Exercise brief:
Start at the first line below and write out everything verbatim except the pictures.

※ ※ ※

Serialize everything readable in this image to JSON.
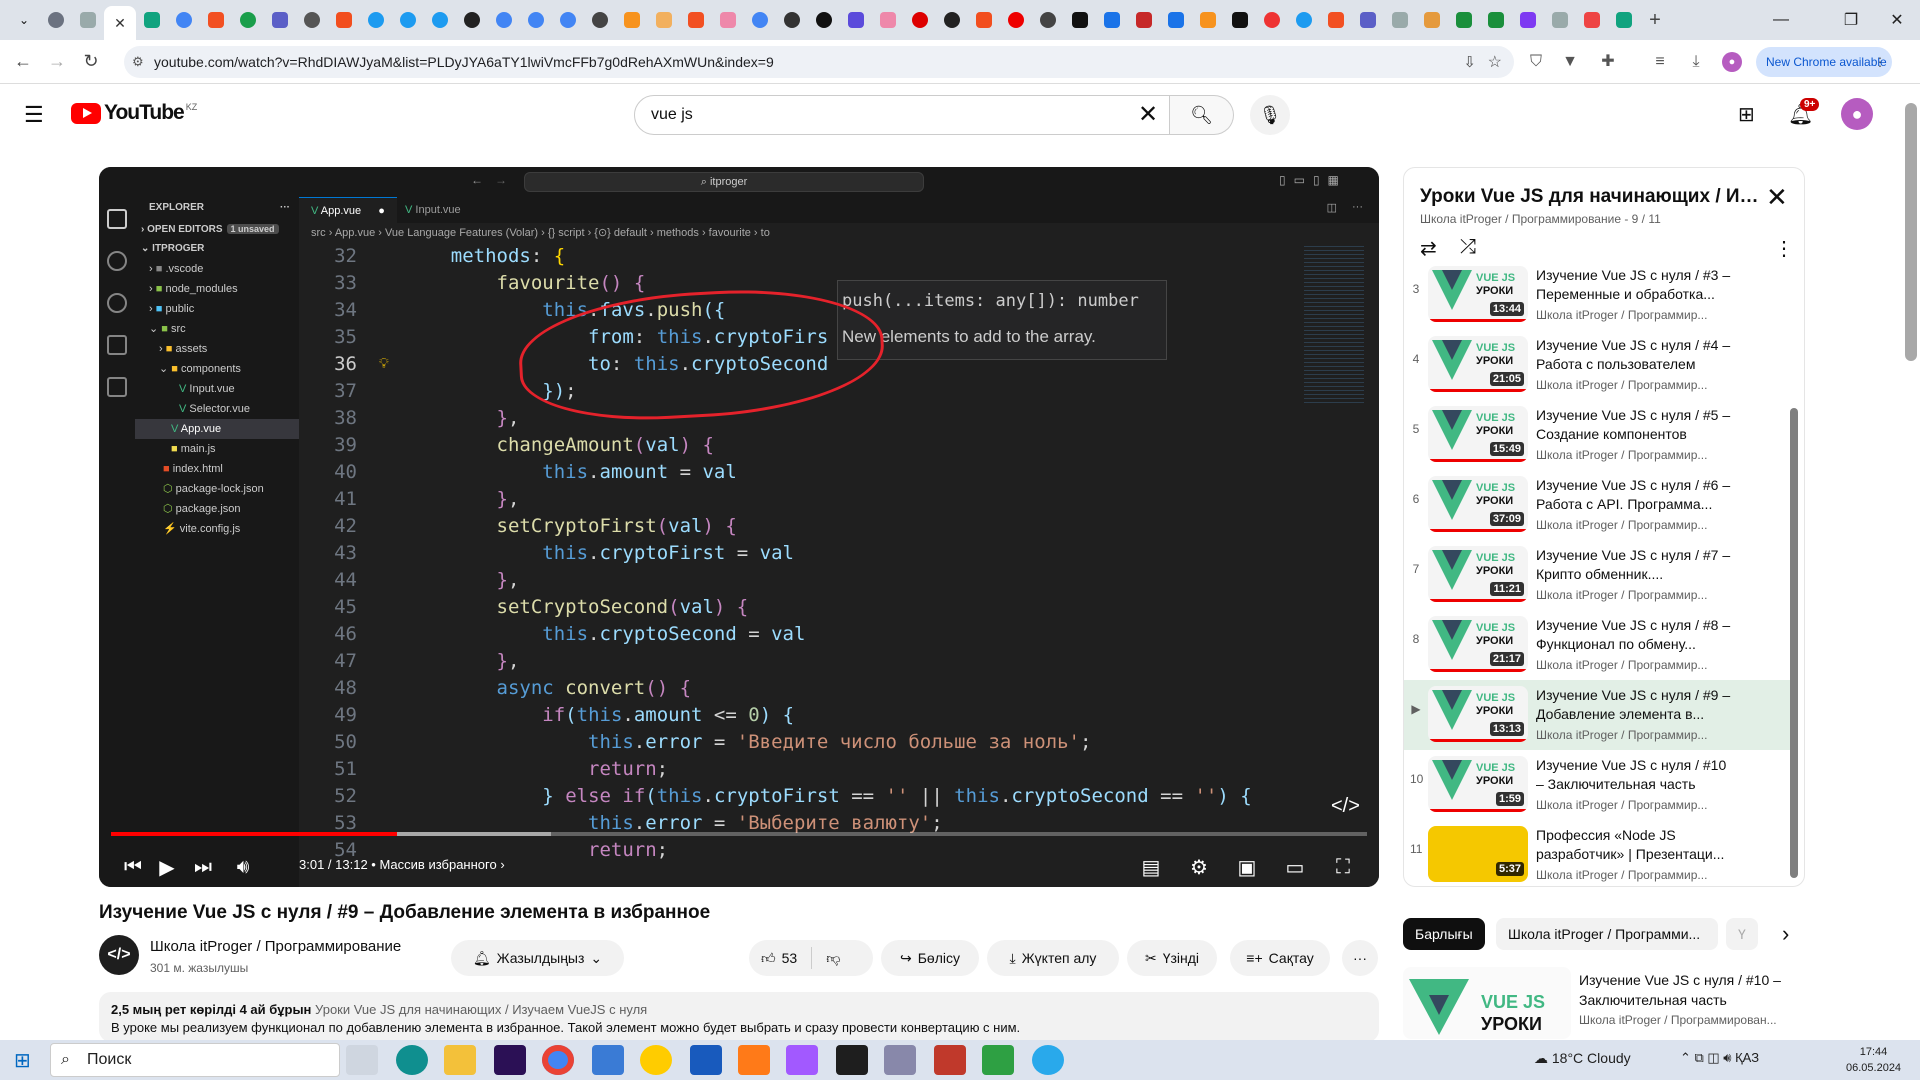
{
  "browser": {
    "url": "youtube.com/watch?v=RhdDIAWJyaM&list=PLDyJYA6aTY1lwiVmcFFb7g0dRehAXmWUn&index=9",
    "new_chrome_label": "New Chrome available"
  },
  "youtube": {
    "logo_text": "YouTube",
    "region": "KZ",
    "search_value": "vue js",
    "notif_count": "9+"
  },
  "vscode": {
    "command_center": "itproger",
    "explorer_title": "EXPLORER",
    "open_editors": "OPEN EDITORS",
    "unsaved": "1 unsaved",
    "project": "ITPROGER",
    "files": [
      ".vscode",
      "node_modules",
      "public",
      "src",
      "assets",
      "components",
      "Input.vue",
      "Selector.vue",
      "App.vue",
      "main.js",
      "index.html",
      "package-lock.json",
      "package.json",
      "vite.config.js"
    ],
    "tabs": [
      "App.vue",
      "Input.vue"
    ],
    "breadcrumb": "src  ›  App.vue  ›  Vue Language Features (Volar)  ›  {} script  ›  {⊙} default  ›  methods  ›  favourite  ›  to",
    "hover_sig": "push(...items: any[]): number",
    "hover_doc": "New elements to add to the array."
  },
  "player": {
    "time": "3:01 / 13:12",
    "chapter": "• Массив избранного",
    "progress_pct": 22.8
  },
  "video": {
    "title": "Изучение Vue JS с нуля / #9 – Добавление элемента в избранное",
    "channel": "Школа itProger / Программирование",
    "subs": "301 м. жазылушы",
    "subscribe": "Жазылдыңыз",
    "likes": "53",
    "share": "Бөлісу",
    "download": "Жүктеп алу",
    "clip": "Үзінді",
    "save": "Сақтау",
    "views_date": "2,5 мың рет көрілді  4 ай бұрын",
    "playlist_link": "Уроки Vue JS для начинающих / Изучаем VueJS с нуля",
    "description": "В уроке мы реализуем функционал по добавлению элемента в избранное. Такой элемент можно будет выбрать и сразу провести конвертацию с ним."
  },
  "playlist": {
    "title": "Уроки Vue JS для начинающих / Из...",
    "sub": "Школа itProger / Программирование - 9 / 11",
    "items": [
      {
        "idx": "3",
        "title": "Изучение Vue JS с нуля / #3 – Переменные и обработка...",
        "ch": "Школа itProger / Программир...",
        "dur": "13:44"
      },
      {
        "idx": "4",
        "title": "Изучение Vue JS с нуля / #4 – Работа с пользователем",
        "ch": "Школа itProger / Программир...",
        "dur": "21:05"
      },
      {
        "idx": "5",
        "title": "Изучение Vue JS с нуля / #5 – Создание компонентов",
        "ch": "Школа itProger / Программир...",
        "dur": "15:49"
      },
      {
        "idx": "6",
        "title": "Изучение Vue JS с нуля / #6 – Работа с API. Программа...",
        "ch": "Школа itProger / Программир...",
        "dur": "37:09"
      },
      {
        "idx": "7",
        "title": "Изучение Vue JS с нуля / #7 – Крипто обменник....",
        "ch": "Школа itProger / Программир...",
        "dur": "11:21"
      },
      {
        "idx": "8",
        "title": "Изучение Vue JS с нуля / #8 – Функционал по обмену...",
        "ch": "Школа itProger / Программир...",
        "dur": "21:17"
      },
      {
        "idx": "▶",
        "title": "Изучение Vue JS с нуля / #9 – Добавление элемента в...",
        "ch": "Школа itProger / Программир...",
        "dur": "13:13"
      },
      {
        "idx": "10",
        "title": "Изучение Vue JS с нуля / #10 – Заключительная часть",
        "ch": "Школа itProger / Программир...",
        "dur": "1:59"
      },
      {
        "idx": "11",
        "title": "Профессия «Node JS разработчик» | Презентаци...",
        "ch": "Школа itProger / Программир...",
        "dur": "5:37"
      }
    ]
  },
  "chips": [
    "Барлығы",
    "Школа itProger / Программи...",
    "Ү"
  ],
  "rec": {
    "title": "Изучение Vue JS с нуля / #10 – Заключительная часть",
    "channel": "Школа itProger / Программирован..."
  },
  "taskbar": {
    "search": "Поиск",
    "weather": "18°C  Cloudy",
    "lang": "ҚАЗ",
    "time": "17:44",
    "date": "06.05.2024"
  }
}
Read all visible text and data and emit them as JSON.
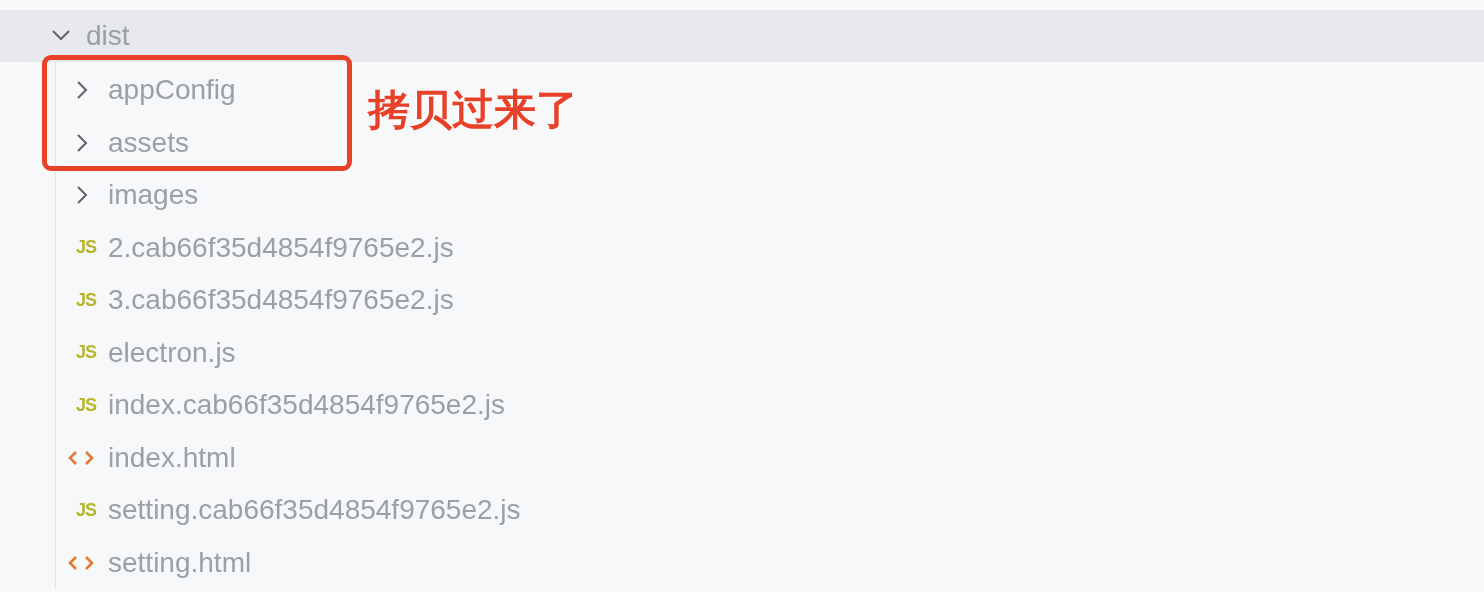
{
  "tree": {
    "label": "dist",
    "expanded": true,
    "selected": true,
    "children": [
      {
        "kind": "folder",
        "label": "appConfig",
        "expanded": false,
        "selected": false
      },
      {
        "kind": "folder",
        "label": "assets",
        "expanded": false,
        "selected": false
      },
      {
        "kind": "folder",
        "label": "images",
        "expanded": false,
        "selected": false
      },
      {
        "kind": "js",
        "icon_label": "JS",
        "label": "2.cab66f35d4854f9765e2.js",
        "selected": false
      },
      {
        "kind": "js",
        "icon_label": "JS",
        "label": "3.cab66f35d4854f9765e2.js",
        "selected": false
      },
      {
        "kind": "js",
        "icon_label": "JS",
        "label": "electron.js",
        "selected": false
      },
      {
        "kind": "js",
        "icon_label": "JS",
        "label": "index.cab66f35d4854f9765e2.js",
        "selected": false
      },
      {
        "kind": "html",
        "label": "index.html",
        "selected": false
      },
      {
        "kind": "js",
        "icon_label": "JS",
        "label": "setting.cab66f35d4854f9765e2.js",
        "selected": false
      },
      {
        "kind": "html",
        "label": "setting.html",
        "selected": false
      }
    ]
  },
  "annotation": {
    "text": "拷贝过来了"
  }
}
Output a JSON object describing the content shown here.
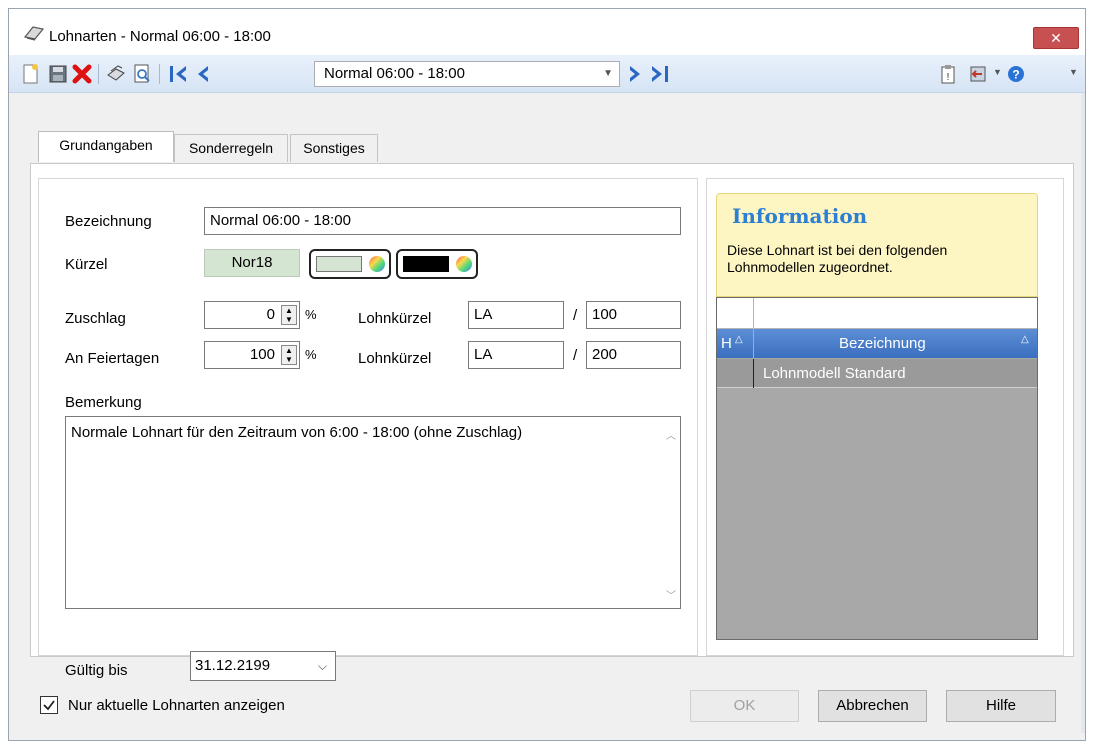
{
  "window": {
    "title": "Lohnarten - Normal 06:00 - 18:00",
    "close_glyph": "✕"
  },
  "toolbar": {
    "record_value": "Normal 06:00 - 18:00"
  },
  "tabs": [
    {
      "label": "Grundangaben",
      "active": true
    },
    {
      "label": "Sonderregeln",
      "active": false
    },
    {
      "label": "Sonstiges",
      "active": false
    }
  ],
  "form": {
    "bezeichnung_label": "Bezeichnung",
    "bezeichnung_value": "Normal 06:00 - 18:00",
    "kuerzel_label": "Kürzel",
    "kuerzel_value": "Nor18",
    "zuschlag_label": "Zuschlag",
    "zuschlag_value": "0",
    "percent": "%",
    "lohnkuerzel_label": "Lohnkürzel",
    "zuschlag_lohn_prefix": "LA",
    "slash": "/",
    "zuschlag_lohn_number": "100",
    "feiertage_label": "An Feiertagen",
    "feiertage_value": "100",
    "feiertage_lohn_prefix": "LA",
    "feiertage_lohn_number": "200",
    "bemerkung_label": "Bemerkung",
    "bemerkung_value": "Normale Lohnart für den Zeitraum von 6:00 - 18:00 (ohne Zuschlag)",
    "gueltig_label": "Gültig bis",
    "gueltig_value": "31.12.2199"
  },
  "info": {
    "title": "Information",
    "text": "Diese Lohnart ist bei den folgenden Lohnmodellen zugeordnet."
  },
  "grid": {
    "col_h": "H",
    "col_bezeichnung": "Bezeichnung",
    "rows": [
      "Lohnmodell Standard"
    ]
  },
  "footer": {
    "checkbox_label": "Nur aktuelle Lohnarten anzeigen",
    "checkbox_checked": true,
    "ok_label": "OK",
    "cancel_label": "Abbrechen",
    "help_label": "Hilfe"
  },
  "colors": {
    "accent_blue": "#3a78c4",
    "info_title": "#2d7fd3",
    "close_red": "#c75050"
  }
}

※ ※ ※

Answer area:
Serialize everything readable in this image to JSON.
{
  "browser": {
    "url": "youtube.com/watch?v=RhdDIAWJyaM&list=PLDyJYA6aTY1lwiVmcFFb7g0dRehAXmWUn&index=9",
    "new_chrome_label": "New Chrome available"
  },
  "youtube": {
    "logo_text": "YouTube",
    "region": "KZ",
    "search_value": "vue js",
    "notif_count": "9+"
  },
  "vscode": {
    "command_center": "itproger",
    "explorer_title": "EXPLORER",
    "open_editors": "OPEN EDITORS",
    "unsaved": "1 unsaved",
    "project": "ITPROGER",
    "files": [
      ".vscode",
      "node_modules",
      "public",
      "src",
      "assets",
      "components",
      "Input.vue",
      "Selector.vue",
      "App.vue",
      "main.js",
      "index.html",
      "package-lock.json",
      "package.json",
      "vite.config.js"
    ],
    "tabs": [
      "App.vue",
      "Input.vue"
    ],
    "breadcrumb": "src  ›  App.vue  ›  Vue Language Features (Volar)  ›  {} script  ›  {⊙} default  ›  methods  ›  favourite  ›  to",
    "hover_sig": "push(...items: any[]): number",
    "hover_doc": "New elements to add to the array."
  },
  "player": {
    "time": "3:01 / 13:12",
    "chapter": "• Массив избранного",
    "progress_pct": 22.8
  },
  "video": {
    "title": "Изучение Vue JS с нуля / #9 – Добавление элемента в избранное",
    "channel": "Школа itProger / Программирование",
    "subs": "301 м. жазылушы",
    "subscribe": "Жазылдыңыз",
    "likes": "53",
    "share": "Бөлісу",
    "download": "Жүктеп алу",
    "clip": "Үзінді",
    "save": "Сақтау",
    "views_date": "2,5 мың рет көрілді  4 ай бұрын",
    "playlist_link": "Уроки Vue JS для начинающих / Изучаем VueJS с нуля",
    "description": "В уроке мы реализуем функционал по добавлению элемента в избранное. Такой элемент можно будет выбрать и сразу провести конвертацию с ним."
  },
  "playlist": {
    "title": "Уроки Vue JS для начинающих / Из...",
    "sub": "Школа itProger / Программирование - 9 / 11",
    "items": [
      {
        "idx": "3",
        "title": "Изучение Vue JS с нуля / #3 – Переменные и обработка...",
        "ch": "Школа itProger / Программир...",
        "dur": "13:44"
      },
      {
        "idx": "4",
        "title": "Изучение Vue JS с нуля / #4 – Работа с пользователем",
        "ch": "Школа itProger / Программир...",
        "dur": "21:05"
      },
      {
        "idx": "5",
        "title": "Изучение Vue JS с нуля / #5 – Создание компонентов",
        "ch": "Школа itProger / Программир...",
        "dur": "15:49"
      },
      {
        "idx": "6",
        "title": "Изучение Vue JS с нуля / #6 – Работа с API. Программа...",
        "ch": "Школа itProger / Программир...",
        "dur": "37:09"
      },
      {
        "idx": "7",
        "title": "Изучение Vue JS с нуля / #7 – Крипто обменник....",
        "ch": "Школа itProger / Программир...",
        "dur": "11:21"
      },
      {
        "idx": "8",
        "title": "Изучение Vue JS с нуля / #8 – Функционал по обмену...",
        "ch": "Школа itProger / Программир...",
        "dur": "21:17"
      },
      {
        "idx": "▶",
        "title": "Изучение Vue JS с нуля / #9 – Добавление элемента в...",
        "ch": "Школа itProger / Программир...",
        "dur": "13:13"
      },
      {
        "idx": "10",
        "title": "Изучение Vue JS с нуля / #10 – Заключительная часть",
        "ch": "Школа itProger / Программир...",
        "dur": "1:59"
      },
      {
        "idx": "11",
        "title": "Профессия «Node JS разработчик» | Презентаци...",
        "ch": "Школа itProger / Программир...",
        "dur": "5:37"
      }
    ]
  },
  "chips": [
    "Барлығы",
    "Школа itProger / Программи...",
    "Ү"
  ],
  "rec": {
    "title": "Изучение Vue JS с нуля / #10 – Заключительная часть",
    "channel": "Школа itProger / Программирован..."
  },
  "taskbar": {
    "search": "Поиск",
    "weather": "18°C  Cloudy",
    "lang": "ҚАЗ",
    "time": "17:44",
    "date": "06.05.2024"
  }
}
Read all visible text and data and emit them as JSON.
{
  "tree": {
    "label": "dist",
    "expanded": true,
    "selected": true,
    "children": [
      {
        "kind": "folder",
        "label": "appConfig",
        "expanded": false,
        "selected": false
      },
      {
        "kind": "folder",
        "label": "assets",
        "expanded": false,
        "selected": false
      },
      {
        "kind": "folder",
        "label": "images",
        "expanded": false,
        "selected": false
      },
      {
        "kind": "js",
        "icon_label": "JS",
        "label": "2.cab66f35d4854f9765e2.js",
        "selected": false
      },
      {
        "kind": "js",
        "icon_label": "JS",
        "label": "3.cab66f35d4854f9765e2.js",
        "selected": false
      },
      {
        "kind": "js",
        "icon_label": "JS",
        "label": "electron.js",
        "selected": false
      },
      {
        "kind": "js",
        "icon_label": "JS",
        "label": "index.cab66f35d4854f9765e2.js",
        "selected": false
      },
      {
        "kind": "html",
        "label": "index.html",
        "selected": false
      },
      {
        "kind": "js",
        "icon_label": "JS",
        "label": "setting.cab66f35d4854f9765e2.js",
        "selected": false
      },
      {
        "kind": "html",
        "label": "setting.html",
        "selected": false
      }
    ]
  },
  "annotation": {
    "text": "拷贝过来了"
  }
}
Output a JSON object describing the content shown here.
{
  "window": {
    "title": "Lohnarten - Normal 06:00 - 18:00",
    "close_glyph": "✕"
  },
  "toolbar": {
    "record_value": "Normal 06:00 - 18:00"
  },
  "tabs": [
    {
      "label": "Grundangaben",
      "active": true
    },
    {
      "label": "Sonderregeln",
      "active": false
    },
    {
      "label": "Sonstiges",
      "active": false
    }
  ],
  "form": {
    "bezeichnung_label": "Bezeichnung",
    "bezeichnung_value": "Normal 06:00 - 18:00",
    "kuerzel_label": "Kürzel",
    "kuerzel_value": "Nor18",
    "zuschlag_label": "Zuschlag",
    "zuschlag_value": "0",
    "percent": "%",
    "lohnkuerzel_label": "Lohnkürzel",
    "zuschlag_lohn_prefix": "LA",
    "slash": "/",
    "zuschlag_lohn_number": "100",
    "feiertage_label": "An Feiertagen",
    "feiertage_value": "100",
    "feiertage_lohn_prefix": "LA",
    "feiertage_lohn_number": "200",
    "bemerkung_label": "Bemerkung",
    "bemerkung_value": "Normale Lohnart für den Zeitraum von 6:00 - 18:00 (ohne Zuschlag)",
    "gueltig_label": "Gültig bis",
    "gueltig_value": "31.12.2199"
  },
  "info": {
    "title": "Information",
    "text": "Diese Lohnart ist bei den folgenden Lohnmodellen zugeordnet."
  },
  "grid": {
    "col_h": "H",
    "col_bezeichnung": "Bezeichnung",
    "rows": [
      "Lohnmodell Standard"
    ]
  },
  "footer": {
    "checkbox_label": "Nur aktuelle Lohnarten anzeigen",
    "checkbox_checked": true,
    "ok_label": "OK",
    "cancel_label": "Abbrechen",
    "help_label": "Hilfe"
  },
  "colors": {
    "accent_blue": "#3a78c4",
    "info_title": "#2d7fd3",
    "close_red": "#c75050"
  }
}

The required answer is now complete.